**What you are asked to do:**
What you output must match the entries exactly, apart from the pictures, which are left out.

**Provided information:**
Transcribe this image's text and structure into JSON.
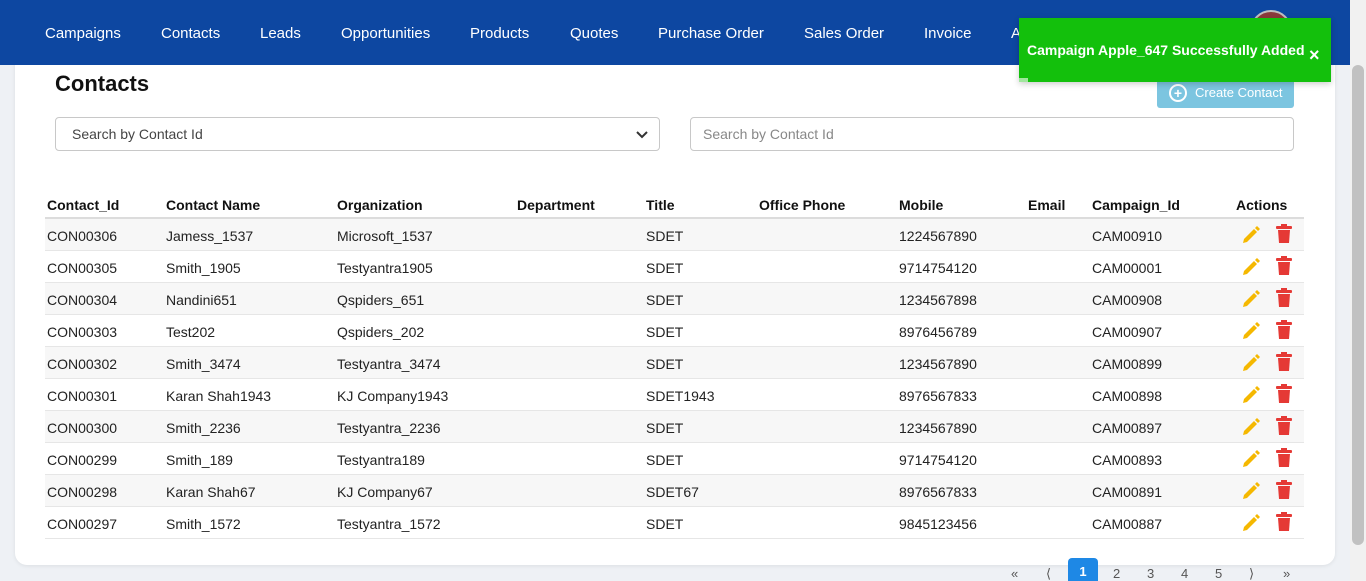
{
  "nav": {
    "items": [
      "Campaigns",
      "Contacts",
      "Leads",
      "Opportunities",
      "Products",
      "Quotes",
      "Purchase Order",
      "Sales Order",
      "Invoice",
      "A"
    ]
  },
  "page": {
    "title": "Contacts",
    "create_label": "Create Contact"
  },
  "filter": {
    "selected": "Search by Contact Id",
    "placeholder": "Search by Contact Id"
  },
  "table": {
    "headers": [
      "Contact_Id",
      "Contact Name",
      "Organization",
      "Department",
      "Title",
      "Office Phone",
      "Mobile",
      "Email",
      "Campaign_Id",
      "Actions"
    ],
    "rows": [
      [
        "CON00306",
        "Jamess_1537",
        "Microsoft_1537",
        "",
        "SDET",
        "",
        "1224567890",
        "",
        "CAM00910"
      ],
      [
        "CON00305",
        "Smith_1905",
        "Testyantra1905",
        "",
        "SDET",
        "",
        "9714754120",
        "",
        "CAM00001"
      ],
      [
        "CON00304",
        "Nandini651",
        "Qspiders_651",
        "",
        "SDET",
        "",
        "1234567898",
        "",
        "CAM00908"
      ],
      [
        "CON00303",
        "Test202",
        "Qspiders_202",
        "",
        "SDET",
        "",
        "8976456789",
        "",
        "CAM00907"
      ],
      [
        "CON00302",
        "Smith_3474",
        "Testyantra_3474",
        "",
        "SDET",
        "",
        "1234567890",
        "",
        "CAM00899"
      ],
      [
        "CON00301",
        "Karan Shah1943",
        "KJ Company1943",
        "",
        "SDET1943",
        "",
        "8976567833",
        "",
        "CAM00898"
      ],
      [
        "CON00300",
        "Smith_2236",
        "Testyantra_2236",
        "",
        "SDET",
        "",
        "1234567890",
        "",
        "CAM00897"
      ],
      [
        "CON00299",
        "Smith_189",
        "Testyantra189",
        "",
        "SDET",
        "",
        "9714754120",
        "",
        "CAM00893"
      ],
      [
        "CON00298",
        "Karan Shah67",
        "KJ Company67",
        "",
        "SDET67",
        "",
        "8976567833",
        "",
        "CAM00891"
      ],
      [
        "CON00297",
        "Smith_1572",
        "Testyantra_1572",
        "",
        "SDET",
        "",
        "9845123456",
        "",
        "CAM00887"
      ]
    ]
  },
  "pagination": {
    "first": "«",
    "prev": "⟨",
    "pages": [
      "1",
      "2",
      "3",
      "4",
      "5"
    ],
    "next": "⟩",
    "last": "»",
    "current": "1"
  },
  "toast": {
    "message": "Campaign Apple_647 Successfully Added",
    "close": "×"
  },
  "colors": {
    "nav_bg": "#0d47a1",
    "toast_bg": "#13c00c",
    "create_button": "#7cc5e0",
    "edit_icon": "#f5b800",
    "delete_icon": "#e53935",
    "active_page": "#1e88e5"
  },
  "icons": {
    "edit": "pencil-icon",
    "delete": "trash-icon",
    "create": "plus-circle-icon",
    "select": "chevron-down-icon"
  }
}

**Your response:**
Transcribe this image's text and structure into JSON.
{
  "nav": {
    "items": [
      "Campaigns",
      "Contacts",
      "Leads",
      "Opportunities",
      "Products",
      "Quotes",
      "Purchase Order",
      "Sales Order",
      "Invoice",
      "A"
    ]
  },
  "page": {
    "title": "Contacts",
    "create_label": "Create Contact"
  },
  "filter": {
    "selected": "Search by Contact Id",
    "placeholder": "Search by Contact Id"
  },
  "table": {
    "headers": [
      "Contact_Id",
      "Contact Name",
      "Organization",
      "Department",
      "Title",
      "Office Phone",
      "Mobile",
      "Email",
      "Campaign_Id",
      "Actions"
    ],
    "rows": [
      [
        "CON00306",
        "Jamess_1537",
        "Microsoft_1537",
        "",
        "SDET",
        "",
        "1224567890",
        "",
        "CAM00910"
      ],
      [
        "CON00305",
        "Smith_1905",
        "Testyantra1905",
        "",
        "SDET",
        "",
        "9714754120",
        "",
        "CAM00001"
      ],
      [
        "CON00304",
        "Nandini651",
        "Qspiders_651",
        "",
        "SDET",
        "",
        "1234567898",
        "",
        "CAM00908"
      ],
      [
        "CON00303",
        "Test202",
        "Qspiders_202",
        "",
        "SDET",
        "",
        "8976456789",
        "",
        "CAM00907"
      ],
      [
        "CON00302",
        "Smith_3474",
        "Testyantra_3474",
        "",
        "SDET",
        "",
        "1234567890",
        "",
        "CAM00899"
      ],
      [
        "CON00301",
        "Karan Shah1943",
        "KJ Company1943",
        "",
        "SDET1943",
        "",
        "8976567833",
        "",
        "CAM00898"
      ],
      [
        "CON00300",
        "Smith_2236",
        "Testyantra_2236",
        "",
        "SDET",
        "",
        "1234567890",
        "",
        "CAM00897"
      ],
      [
        "CON00299",
        "Smith_189",
        "Testyantra189",
        "",
        "SDET",
        "",
        "9714754120",
        "",
        "CAM00893"
      ],
      [
        "CON00298",
        "Karan Shah67",
        "KJ Company67",
        "",
        "SDET67",
        "",
        "8976567833",
        "",
        "CAM00891"
      ],
      [
        "CON00297",
        "Smith_1572",
        "Testyantra_1572",
        "",
        "SDET",
        "",
        "9845123456",
        "",
        "CAM00887"
      ]
    ]
  },
  "pagination": {
    "first": "«",
    "prev": "⟨",
    "pages": [
      "1",
      "2",
      "3",
      "4",
      "5"
    ],
    "next": "⟩",
    "last": "»",
    "current": "1"
  },
  "toast": {
    "message": "Campaign Apple_647 Successfully Added",
    "close": "×"
  },
  "colors": {
    "nav_bg": "#0d47a1",
    "toast_bg": "#13c00c",
    "create_button": "#7cc5e0",
    "edit_icon": "#f5b800",
    "delete_icon": "#e53935",
    "active_page": "#1e88e5"
  },
  "icons": {
    "edit": "pencil-icon",
    "delete": "trash-icon",
    "create": "plus-circle-icon",
    "select": "chevron-down-icon"
  }
}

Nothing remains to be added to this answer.